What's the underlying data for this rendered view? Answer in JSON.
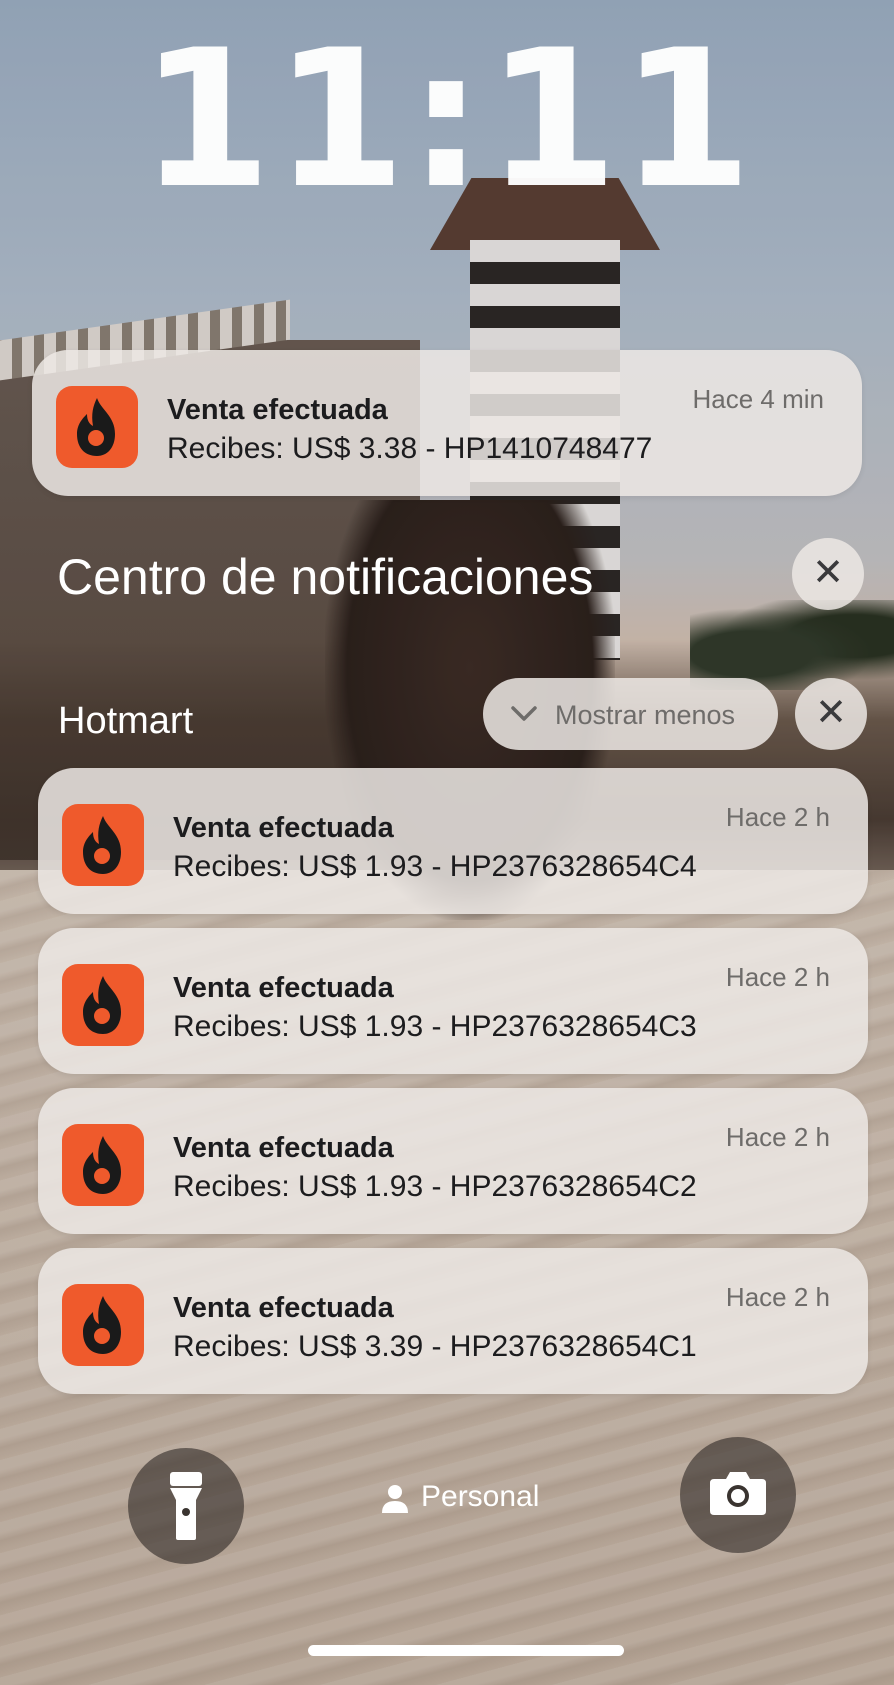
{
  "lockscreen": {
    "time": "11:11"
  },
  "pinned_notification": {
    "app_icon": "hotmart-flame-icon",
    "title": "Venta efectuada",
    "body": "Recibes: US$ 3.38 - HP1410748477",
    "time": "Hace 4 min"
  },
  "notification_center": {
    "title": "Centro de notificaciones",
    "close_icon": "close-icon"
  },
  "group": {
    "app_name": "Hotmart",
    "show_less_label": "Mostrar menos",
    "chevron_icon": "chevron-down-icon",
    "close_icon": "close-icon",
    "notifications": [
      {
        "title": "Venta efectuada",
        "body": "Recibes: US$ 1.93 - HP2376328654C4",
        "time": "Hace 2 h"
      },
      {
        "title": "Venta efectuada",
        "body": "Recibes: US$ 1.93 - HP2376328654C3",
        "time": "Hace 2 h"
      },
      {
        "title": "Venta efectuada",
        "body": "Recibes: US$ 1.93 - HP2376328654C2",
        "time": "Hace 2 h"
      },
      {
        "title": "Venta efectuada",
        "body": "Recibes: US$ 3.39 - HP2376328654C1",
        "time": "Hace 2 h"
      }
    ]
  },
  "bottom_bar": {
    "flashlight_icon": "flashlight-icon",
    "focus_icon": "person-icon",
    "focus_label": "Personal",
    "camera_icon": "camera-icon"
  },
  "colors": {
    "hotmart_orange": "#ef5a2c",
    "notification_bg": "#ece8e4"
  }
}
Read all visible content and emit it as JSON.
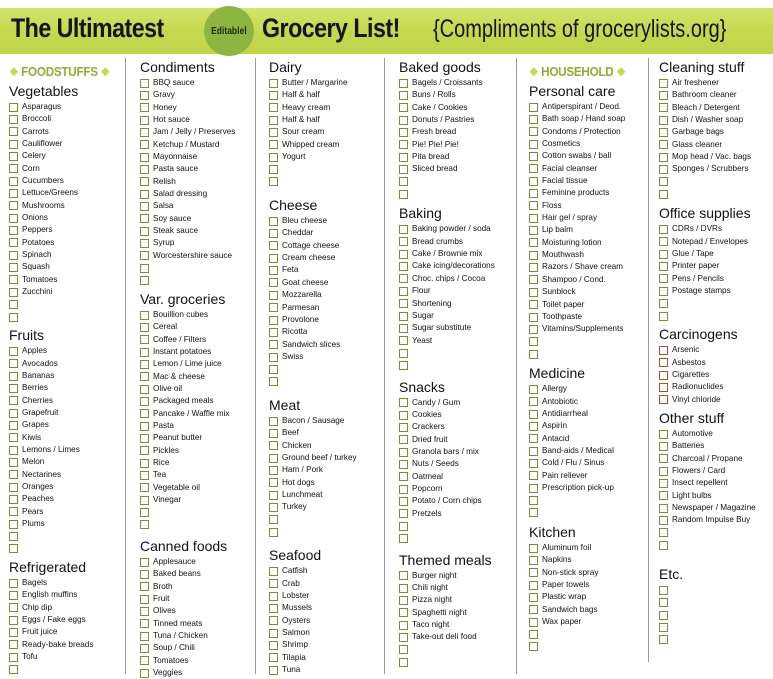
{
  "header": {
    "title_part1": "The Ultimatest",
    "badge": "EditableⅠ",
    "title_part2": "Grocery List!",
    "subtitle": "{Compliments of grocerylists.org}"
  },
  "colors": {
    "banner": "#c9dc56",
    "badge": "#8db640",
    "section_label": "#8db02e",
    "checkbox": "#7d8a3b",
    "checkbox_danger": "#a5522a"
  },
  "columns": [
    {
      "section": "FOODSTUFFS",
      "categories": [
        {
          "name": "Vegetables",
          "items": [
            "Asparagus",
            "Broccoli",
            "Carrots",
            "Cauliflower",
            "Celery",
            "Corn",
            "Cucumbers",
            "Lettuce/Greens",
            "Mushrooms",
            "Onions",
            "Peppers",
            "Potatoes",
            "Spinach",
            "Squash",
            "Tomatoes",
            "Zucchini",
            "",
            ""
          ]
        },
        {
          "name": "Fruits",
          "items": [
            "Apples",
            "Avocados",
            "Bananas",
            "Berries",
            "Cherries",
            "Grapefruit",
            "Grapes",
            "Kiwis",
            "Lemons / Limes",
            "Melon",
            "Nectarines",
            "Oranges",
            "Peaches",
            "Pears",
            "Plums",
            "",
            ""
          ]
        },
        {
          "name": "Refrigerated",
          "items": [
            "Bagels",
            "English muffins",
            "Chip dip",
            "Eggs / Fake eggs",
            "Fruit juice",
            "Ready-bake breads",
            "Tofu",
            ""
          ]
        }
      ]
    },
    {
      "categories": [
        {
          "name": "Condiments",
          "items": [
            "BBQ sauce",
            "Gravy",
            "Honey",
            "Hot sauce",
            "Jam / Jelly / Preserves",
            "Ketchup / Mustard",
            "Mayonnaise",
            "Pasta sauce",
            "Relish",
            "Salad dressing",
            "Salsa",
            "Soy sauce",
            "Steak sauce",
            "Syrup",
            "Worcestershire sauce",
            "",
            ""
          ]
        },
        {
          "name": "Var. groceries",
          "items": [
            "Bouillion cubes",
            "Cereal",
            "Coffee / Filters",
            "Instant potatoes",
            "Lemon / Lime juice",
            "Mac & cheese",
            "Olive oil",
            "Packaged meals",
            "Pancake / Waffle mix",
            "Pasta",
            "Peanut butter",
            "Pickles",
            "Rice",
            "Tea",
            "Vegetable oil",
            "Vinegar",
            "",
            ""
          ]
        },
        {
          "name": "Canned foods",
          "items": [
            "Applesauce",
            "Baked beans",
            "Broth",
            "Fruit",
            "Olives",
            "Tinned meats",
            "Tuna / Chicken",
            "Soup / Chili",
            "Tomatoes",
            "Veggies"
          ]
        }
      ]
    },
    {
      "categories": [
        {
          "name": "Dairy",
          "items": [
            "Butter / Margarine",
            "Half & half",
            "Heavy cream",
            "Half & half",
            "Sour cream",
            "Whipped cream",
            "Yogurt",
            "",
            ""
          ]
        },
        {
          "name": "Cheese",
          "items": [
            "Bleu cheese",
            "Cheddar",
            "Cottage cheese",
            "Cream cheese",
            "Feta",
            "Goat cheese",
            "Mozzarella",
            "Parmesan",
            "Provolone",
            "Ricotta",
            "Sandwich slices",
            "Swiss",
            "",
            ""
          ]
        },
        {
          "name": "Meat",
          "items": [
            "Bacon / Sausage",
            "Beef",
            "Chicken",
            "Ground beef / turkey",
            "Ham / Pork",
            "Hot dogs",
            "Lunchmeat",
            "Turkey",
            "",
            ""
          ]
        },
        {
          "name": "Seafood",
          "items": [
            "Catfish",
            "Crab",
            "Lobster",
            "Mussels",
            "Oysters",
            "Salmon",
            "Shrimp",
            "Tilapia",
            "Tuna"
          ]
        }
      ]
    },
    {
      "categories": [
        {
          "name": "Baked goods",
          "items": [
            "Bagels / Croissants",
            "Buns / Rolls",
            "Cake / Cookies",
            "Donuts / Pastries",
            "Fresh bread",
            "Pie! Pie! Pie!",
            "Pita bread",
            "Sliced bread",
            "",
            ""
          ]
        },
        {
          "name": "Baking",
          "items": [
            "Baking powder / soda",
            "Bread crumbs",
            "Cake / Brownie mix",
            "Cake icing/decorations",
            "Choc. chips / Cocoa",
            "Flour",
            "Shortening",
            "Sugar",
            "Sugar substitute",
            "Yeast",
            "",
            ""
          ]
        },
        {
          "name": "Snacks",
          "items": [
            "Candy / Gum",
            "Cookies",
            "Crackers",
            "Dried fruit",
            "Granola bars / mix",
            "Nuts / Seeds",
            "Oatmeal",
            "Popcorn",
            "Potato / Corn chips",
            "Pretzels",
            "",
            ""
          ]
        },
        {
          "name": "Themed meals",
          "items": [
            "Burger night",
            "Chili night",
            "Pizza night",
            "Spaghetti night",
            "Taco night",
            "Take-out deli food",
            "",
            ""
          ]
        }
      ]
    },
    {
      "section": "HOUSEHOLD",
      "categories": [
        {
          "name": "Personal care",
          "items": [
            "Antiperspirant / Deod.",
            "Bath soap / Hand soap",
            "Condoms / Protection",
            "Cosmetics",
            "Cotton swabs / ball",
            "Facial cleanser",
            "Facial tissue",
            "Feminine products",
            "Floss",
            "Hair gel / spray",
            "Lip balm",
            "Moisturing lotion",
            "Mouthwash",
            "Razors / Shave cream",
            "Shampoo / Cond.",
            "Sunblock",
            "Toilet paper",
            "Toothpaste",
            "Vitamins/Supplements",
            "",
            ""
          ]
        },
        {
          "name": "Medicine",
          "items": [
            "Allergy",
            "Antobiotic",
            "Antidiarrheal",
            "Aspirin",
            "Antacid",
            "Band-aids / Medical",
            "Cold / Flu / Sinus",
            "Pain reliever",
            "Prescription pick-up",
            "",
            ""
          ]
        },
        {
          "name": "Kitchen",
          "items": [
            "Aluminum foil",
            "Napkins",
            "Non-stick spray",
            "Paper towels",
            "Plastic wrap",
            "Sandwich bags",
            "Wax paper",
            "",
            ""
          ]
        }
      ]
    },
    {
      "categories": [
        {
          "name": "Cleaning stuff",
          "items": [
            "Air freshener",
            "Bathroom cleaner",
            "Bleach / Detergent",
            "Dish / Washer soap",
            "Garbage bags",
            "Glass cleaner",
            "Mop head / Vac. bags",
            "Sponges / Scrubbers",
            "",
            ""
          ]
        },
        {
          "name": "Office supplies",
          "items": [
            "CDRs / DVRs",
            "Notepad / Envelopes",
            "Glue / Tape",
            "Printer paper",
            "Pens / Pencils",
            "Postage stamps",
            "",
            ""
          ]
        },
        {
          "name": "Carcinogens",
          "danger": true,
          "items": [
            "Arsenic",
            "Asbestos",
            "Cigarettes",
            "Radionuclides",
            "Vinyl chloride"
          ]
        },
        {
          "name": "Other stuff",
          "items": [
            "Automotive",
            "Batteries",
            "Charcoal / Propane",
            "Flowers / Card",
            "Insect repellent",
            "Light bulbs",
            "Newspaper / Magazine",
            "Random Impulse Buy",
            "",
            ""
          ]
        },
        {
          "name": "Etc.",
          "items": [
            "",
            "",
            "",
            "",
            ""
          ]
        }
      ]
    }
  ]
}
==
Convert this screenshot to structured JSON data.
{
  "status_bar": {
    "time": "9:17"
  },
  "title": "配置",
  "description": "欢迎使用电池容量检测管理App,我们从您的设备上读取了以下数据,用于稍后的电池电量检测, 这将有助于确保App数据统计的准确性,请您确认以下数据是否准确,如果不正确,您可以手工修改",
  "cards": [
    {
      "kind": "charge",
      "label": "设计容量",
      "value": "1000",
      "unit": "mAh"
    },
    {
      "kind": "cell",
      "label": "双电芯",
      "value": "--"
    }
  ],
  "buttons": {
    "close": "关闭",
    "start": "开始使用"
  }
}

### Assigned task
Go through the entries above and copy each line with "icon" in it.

### Written response
    "app_icon": "hotmart-flame-icon",
    "close_icon": "close-icon"
    "chevron_icon": "chevron-down-icon",
    "close_icon": "close-icon",
    "flashlight_icon": "flashlight-icon",
    "focus_icon": "person-icon",
    "camera_icon": "camera-icon"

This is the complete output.